Behind the scenes
- The floating skyway sign at the Hill Valley exit 'ramp' reads as follows:
- HYPERLANE - GRID 4 RN... [Rain] 20% VIS [Visibility]
- PHOENIX : BOSTON : LONDON
- LOCAL TRFC [Traffic] HILL VALLEY EXIT NEXT RIGHT
- The SKYWAY CONDITION sign in Courthouse Square reads as follows:
- SKYWAY C25 SKEWED ON
- OZONE:10.5% ☼ [sunny, represented by sun weather symbol, as here] W → SSE [winds blowing west to south-southeast]
- H 45.6% [humidity] BP 428 [barometric pressure] AZ48 VT6 [what this indicates is unclear, but may possibly be the skyway equivalent of a highway route number]
- In the novelization, the lane markers of the skyway are "small orange cones" (see first Quote above), rather than the illuminated versions — which look rather like miniaturized streetlights — seen on-screen.
- At the moment, the nearest thing we have to skyways is controlled airspace monitored by air traffic control directing aircraft both there and on the ground.

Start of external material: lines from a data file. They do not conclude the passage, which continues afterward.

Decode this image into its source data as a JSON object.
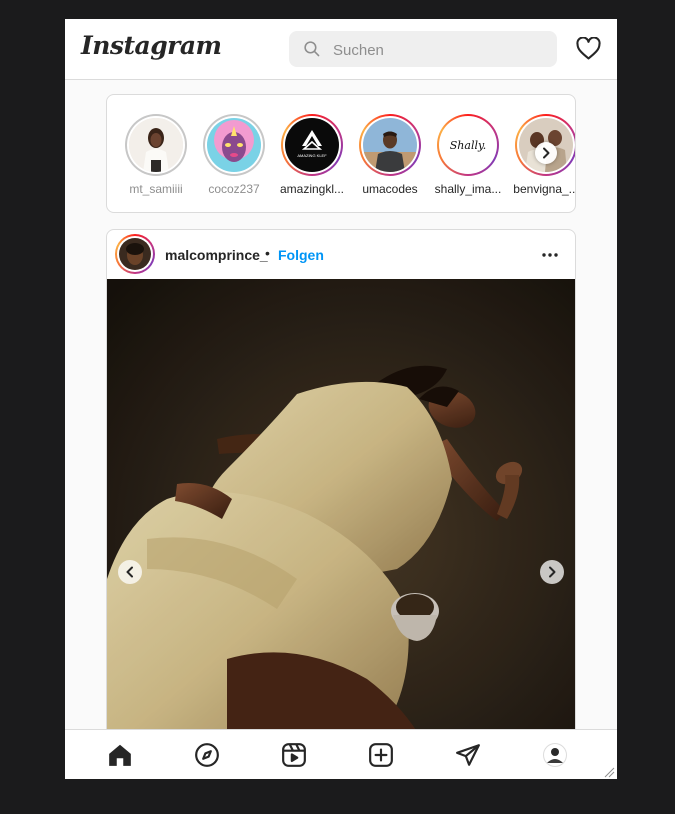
{
  "app": {
    "logo_text": "Instagram",
    "brand_color": "#262626",
    "link_color": "#0095f6"
  },
  "search": {
    "placeholder": "Suchen",
    "value": ""
  },
  "header_icons": [
    "search-icon",
    "heart-icon"
  ],
  "stories": [
    {
      "username": "mt_samiiii",
      "seen": true
    },
    {
      "username": "cocoz237",
      "seen": true
    },
    {
      "username": "amazingkl...",
      "seen": false
    },
    {
      "username": "umacodes",
      "seen": false
    },
    {
      "username": "shally_ima...",
      "seen": false
    },
    {
      "username": "benvigna_...",
      "seen": false
    }
  ],
  "shally_logo_text": "Shally.",
  "amazing_logo_text": "AMAZING KLEF",
  "post": {
    "username": "malcomprince_",
    "separator": "•",
    "follow_label": "Folgen"
  },
  "bottom_nav": [
    "home-icon",
    "explore-icon",
    "reels-icon",
    "create-icon",
    "direct-icon",
    "profile-avatar"
  ]
}
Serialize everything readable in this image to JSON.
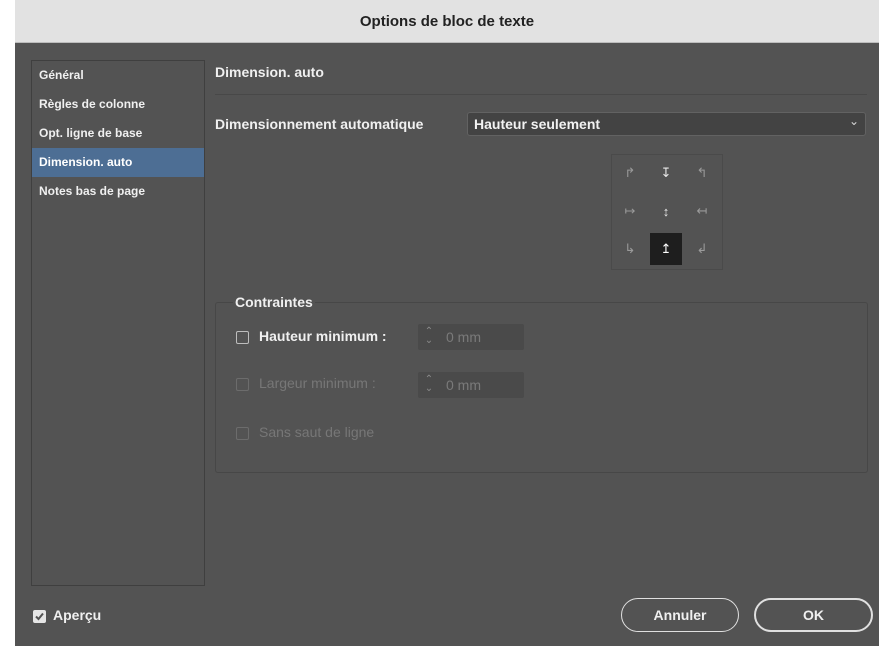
{
  "dialog": {
    "title": "Options de bloc de texte"
  },
  "sidebar": {
    "items": [
      {
        "label": "Général"
      },
      {
        "label": "Règles de colonne"
      },
      {
        "label": "Opt. ligne de base"
      },
      {
        "label": "Dimension. auto"
      },
      {
        "label": "Notes bas de page"
      }
    ],
    "active_index": 3
  },
  "main": {
    "section_title": "Dimension. auto",
    "auto_size_label": "Dimensionnement automatique",
    "auto_size_value": "Hauteur seulement",
    "reference_point": {
      "cells": [
        "↱",
        "↧",
        "↰",
        "↦",
        "↕",
        "↤",
        "↳",
        "↥",
        "↲"
      ],
      "selected_index": 7
    },
    "constraints": {
      "title": "Contraintes",
      "min_height": {
        "label": "Hauteur minimum :",
        "value": "0 mm",
        "checked": false,
        "enabled": true
      },
      "min_width": {
        "label": "Largeur minimum :",
        "value": "0 mm",
        "checked": false,
        "enabled": false
      },
      "no_line_break": {
        "label": "Sans saut de ligne",
        "checked": false,
        "enabled": false
      }
    }
  },
  "footer": {
    "preview_label": "Aperçu",
    "preview_checked": true,
    "cancel_label": "Annuler",
    "ok_label": "OK"
  },
  "colors": {
    "panel": "#535353",
    "active_item": "#4d6e94",
    "titlebar": "#e2e2e2"
  }
}
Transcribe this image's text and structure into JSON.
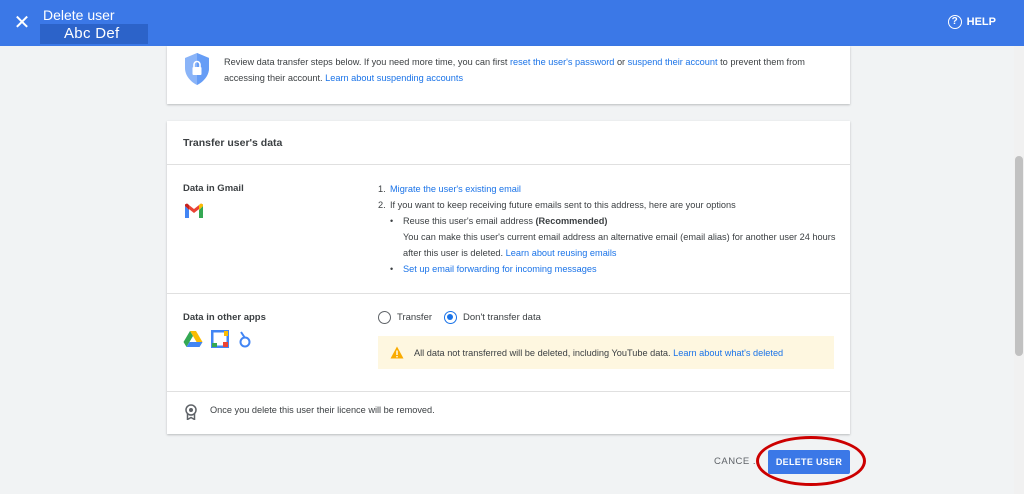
{
  "header": {
    "title": "Delete user",
    "user_name": "Abc Def",
    "help_label": "HELP",
    "close_glyph": "✕",
    "help_glyph": "?"
  },
  "notice": {
    "text_1": "Review data transfer steps below. If you need more time, you can first ",
    "link_reset": "reset the user's password",
    "text_2": " or ",
    "link_suspend": "suspend their account",
    "text_3": " to prevent them from accessing their account. ",
    "link_learn": "Learn about suspending accounts"
  },
  "transfer": {
    "title": "Transfer user's data",
    "gmail": {
      "label": "Data in Gmail",
      "item1_num": "1.",
      "item1_link": "Migrate the user's existing email",
      "item2_num": "2.",
      "item2_text": "If you want to keep receiving future emails sent to this address, here are your options",
      "bullet1_text": "Reuse this user's email address ",
      "bullet1_bold": "(Recommended)",
      "bullet1_desc": "You can make this user's current email address an alternative email (email alias) for another user 24 hours after this user is deleted. ",
      "bullet1_link": "Learn about reusing emails",
      "bullet2_link": "Set up email forwarding for incoming messages",
      "bullet_glyph": "•"
    },
    "other_apps": {
      "label": "Data in other apps",
      "option_transfer": "Transfer",
      "option_dont": "Don't transfer data",
      "selected": "Don't transfer data",
      "warning_text": "All data not transferred will be deleted, including YouTube data. ",
      "warning_link": "Learn about what's deleted"
    },
    "licence_text": "Once you delete this user their licence will be removed."
  },
  "footer": {
    "cancel_label": "CANCE .",
    "delete_label": "DELETE USER"
  },
  "colors": {
    "accent": "#3b78e7",
    "link": "#1a73e8",
    "warning_bg": "#fef7e0",
    "annotation": "#cc0000"
  },
  "icons": [
    "close-icon",
    "help-icon",
    "shield-lock-icon",
    "gmail-icon",
    "drive-icon",
    "calendar-icon",
    "groups-icon",
    "warning-icon",
    "licence-icon"
  ]
}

Also, floating signs, lane markers etc. like those seen in Back to the Future Part II have yet to be invented.
- Digital signs similar to the floating skyway sign and Courthouse Square's SKYWAY CONDITION sign are used on highways to indicate to drivers traffic jams, detours and/or delays ahead, while banking institutions have for many years displayed on their signs not only the temperature but the time as well — one example of this in the Back to the Future universe being the Bank of America in 1985. The movie makers obviously did not foresee the rise of the internet, or smartphones where one can check traffic conditions on the roads by using a website such as Google Maps, for example; or looking up weather sites such as The Weather Channel.
- Skyway C25
- Hyperlane Grid 4
- Controlled airspace on Wikipedia
- Air traffic control on Wikipedia
- Transponder on Wikipedia
- Route number on Wikipedia